In the 11th century, Ashkenazi Jews comprised 3% of the world's Jewish population, peaking at 92% in 1931; following the holocaust in World War II, that number decreased. Ashkenazi Jews now comprise ±80% of Jews worldwide.

Carrier rates, genetic diseases affecting Ashkenazi Jews
• Factor XI deficiency—1:9 to 1:20
• Gaucher disease, type 1—1:10 to 1:14
• Non-syndrome hearing loss—1:20 to 1:25
• Tay-Sachs disease—1:25 to 1:27
• Cystic fibrosis—1:29
• Familial dysautonomia—1:30
• Glycogen storage disease type III—1:35 (north African Jews)
• Canavan disease—1:40
• BRCA1, BRCA2—1:40
• Fanconi anaemia, type C—1:89
• Niemann-Pick disease, type A—1:90
• Mucolipidosis IV—1:99
• Bloom syndrome—1:110
• Maple syrup urine disease—1:113
• Glycogen storage disease type 1a—1:130
• Abetalipoproteinemia—1:131
• Primary torsion dystonia—1:1000 to 1:3000
References in periodicals archive ?
18) Saadiah Cherniak, an Ashkenazic Jew of Russian origin who had lived in Paris in the 1930s and who could write and converse fluently in French, was recruited as executive director.
Hart, an Ashkenazic Jew, and DaCosta, a Sephardic Jew, signed the petition as co-wardens.
The test revealed a specific sequence in the DNA passed through the maternal line through the generations known as haplogroup N1b1, associated with Ashkenazic Jews.
In the 11th-century CE, Rabbi Gershom ben Judah promulgated an express prohibition against polygamy for Ashkenazic Jews of Europe.
Feeling uncomfortable with a rising Arab nationalism the Jews left en masse for France, enriching Jewish life in various parts of France, where Ashkenazic Jews had only a tenuous hold on Jewish traditions.
Rather than classifying the work as Jewish moral literature, they regard it as an encyclopedia which makes longer Kabbalistic passages of the Zohar accessible for the first time by translation into the lingua franca of Ashkenazic Jews.
David Stern, who both introduces and translates the Haggadah, suggests that the story of the Exodus would underline this consciousness, whereas for Ashkenazic Jews, Passover emphasised the private and individual nature of salvation.
130) One division familiar to many Jews even today is that of the Ashkenazic Jews and their Sephardic brethren, whose roots can be traced to the Iberian Peninsula in the period preceding the Expulsion of the Jews from Spain.
The musicians will be arriving in Wales this month for a performance at Theatr Mwldan in Cardigan, which promises to be "a rip-roaring, foot-stomping, jazz-inflected night of brilliant klezmer (a musical tradition of the Ashkenazic Jews of Eastern Europe) and Balkan music".

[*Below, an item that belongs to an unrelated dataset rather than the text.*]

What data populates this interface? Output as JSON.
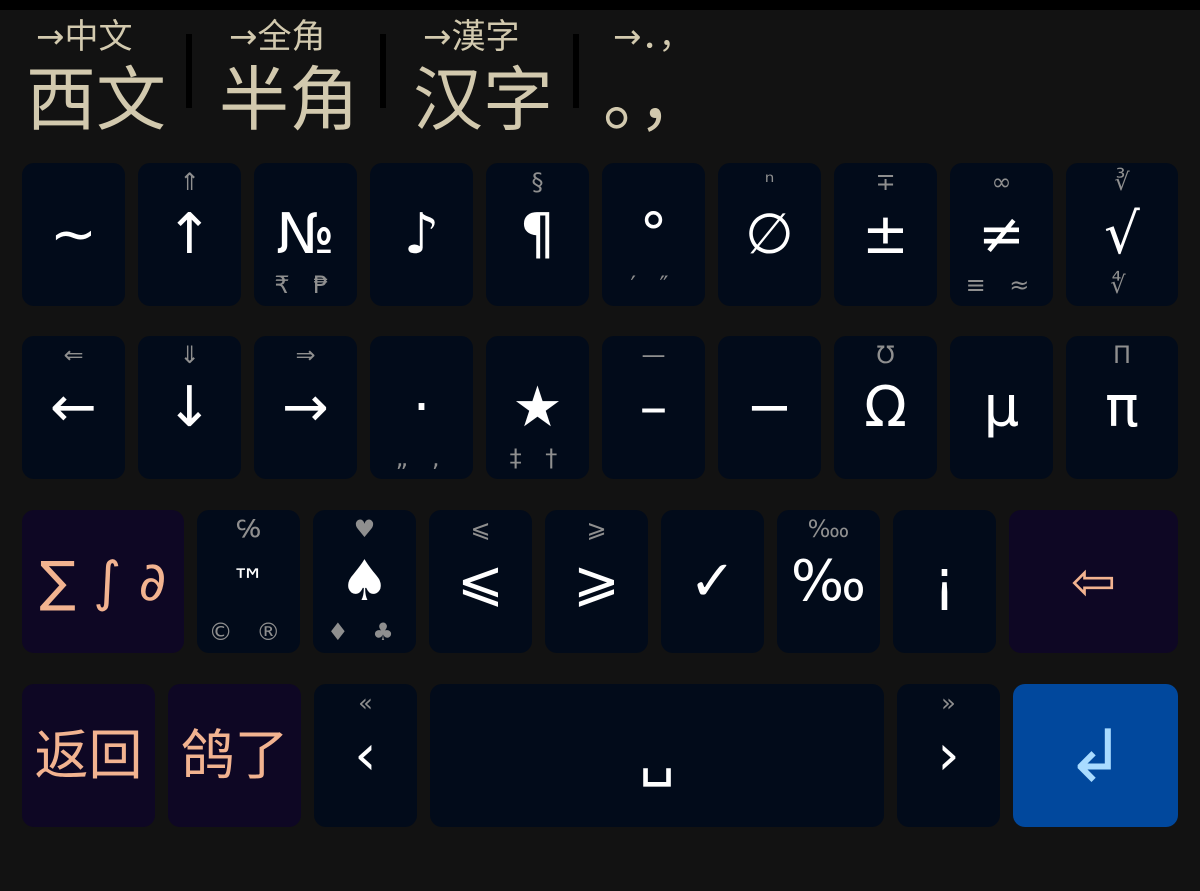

After much debate, the French National Assembly granted first the Sephardic Jews (1790) and then the Ashkenazic Jews (1791) full civil rights.

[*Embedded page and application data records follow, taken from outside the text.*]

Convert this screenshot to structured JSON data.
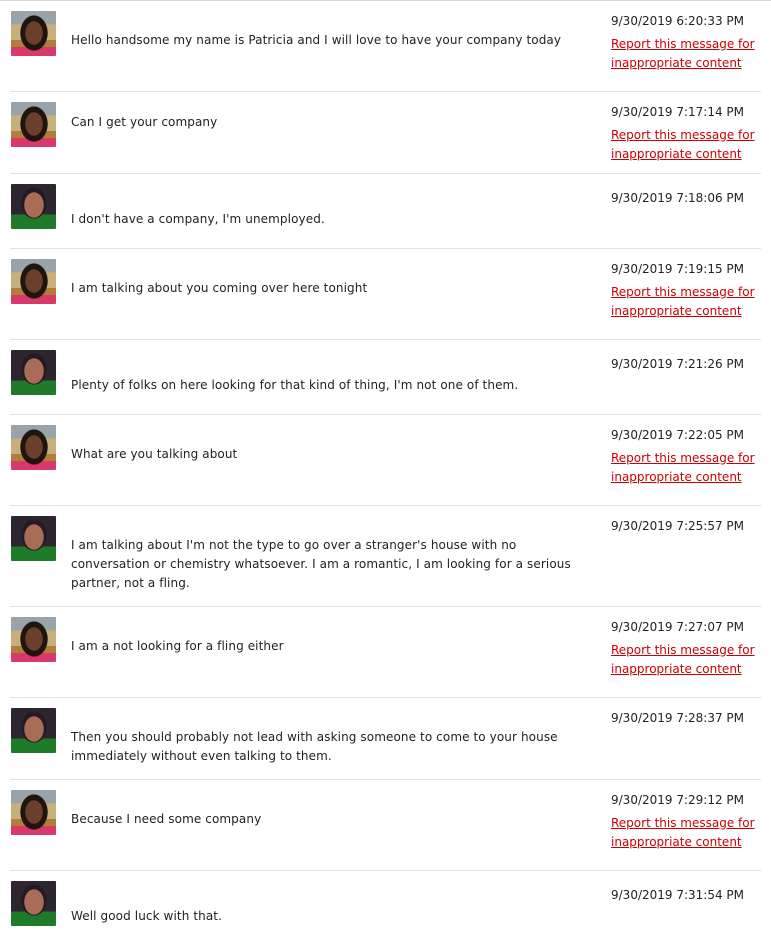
{
  "messages": [
    {
      "sender": "patricia",
      "avatar_icon": "woman-avatar-icon",
      "text": "Hello handsome my name is Patricia and I will love to have your company today",
      "timestamp": "9/30/2019 6:20:33 PM",
      "report_label": "Report this message for inappropriate content"
    },
    {
      "sender": "patricia",
      "avatar_icon": "woman-avatar-icon",
      "text": "Can I get your company",
      "timestamp": "9/30/2019 7:17:14 PM",
      "report_label": "Report this message for inappropriate content"
    },
    {
      "sender": "me",
      "avatar_icon": "man-avatar-icon",
      "text": "I don't have a company, I'm unemployed.",
      "timestamp": "9/30/2019 7:18:06 PM",
      "report_label": ""
    },
    {
      "sender": "patricia",
      "avatar_icon": "woman-avatar-icon",
      "text": "I am talking about you coming over here tonight",
      "timestamp": "9/30/2019 7:19:15 PM",
      "report_label": "Report this message for inappropriate content"
    },
    {
      "sender": "me",
      "avatar_icon": "man-avatar-icon",
      "text": "Plenty of folks on here looking for that kind of thing, I'm not one of them.",
      "timestamp": "9/30/2019 7:21:26 PM",
      "report_label": ""
    },
    {
      "sender": "patricia",
      "avatar_icon": "woman-avatar-icon",
      "text": "What are you talking about",
      "timestamp": "9/30/2019 7:22:05 PM",
      "report_label": "Report this message for inappropriate content"
    },
    {
      "sender": "me",
      "avatar_icon": "man-avatar-icon",
      "text": "I am talking about I'm not the type to go over a stranger's house with no conversation or chemistry whatsoever. I am a romantic, I am looking for a serious partner, not a fling.",
      "timestamp": "9/30/2019 7:25:57 PM",
      "report_label": ""
    },
    {
      "sender": "patricia",
      "avatar_icon": "woman-avatar-icon",
      "text": "I am a not looking for a fling either",
      "timestamp": "9/30/2019 7:27:07 PM",
      "report_label": "Report this message for inappropriate content"
    },
    {
      "sender": "me",
      "avatar_icon": "man-avatar-icon",
      "text": "Then you should probably not lead with asking someone to come to your house immediately without even talking to them.",
      "timestamp": "9/30/2019 7:28:37 PM",
      "report_label": ""
    },
    {
      "sender": "patricia",
      "avatar_icon": "woman-avatar-icon",
      "text": "Because I need some company",
      "timestamp": "9/30/2019 7:29:12 PM",
      "report_label": "Report this message for inappropriate content"
    },
    {
      "sender": "me",
      "avatar_icon": "man-avatar-icon",
      "text": "Well good luck with that.",
      "timestamp": "9/30/2019 7:31:54 PM",
      "report_label": ""
    }
  ]
}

Most of the masses of Ashkenazic Jews who started to arrive from Eastern Europe in the second half of the century spoke Yiddish but brought with them co-territorial vernaculars like Russian, Polish and Hungarian.
Conference participants expressed concern that a socially identifiable group can be stigmatized as being "prone" to a disease, as in the case of Ashkenazic Jews and breast cancer.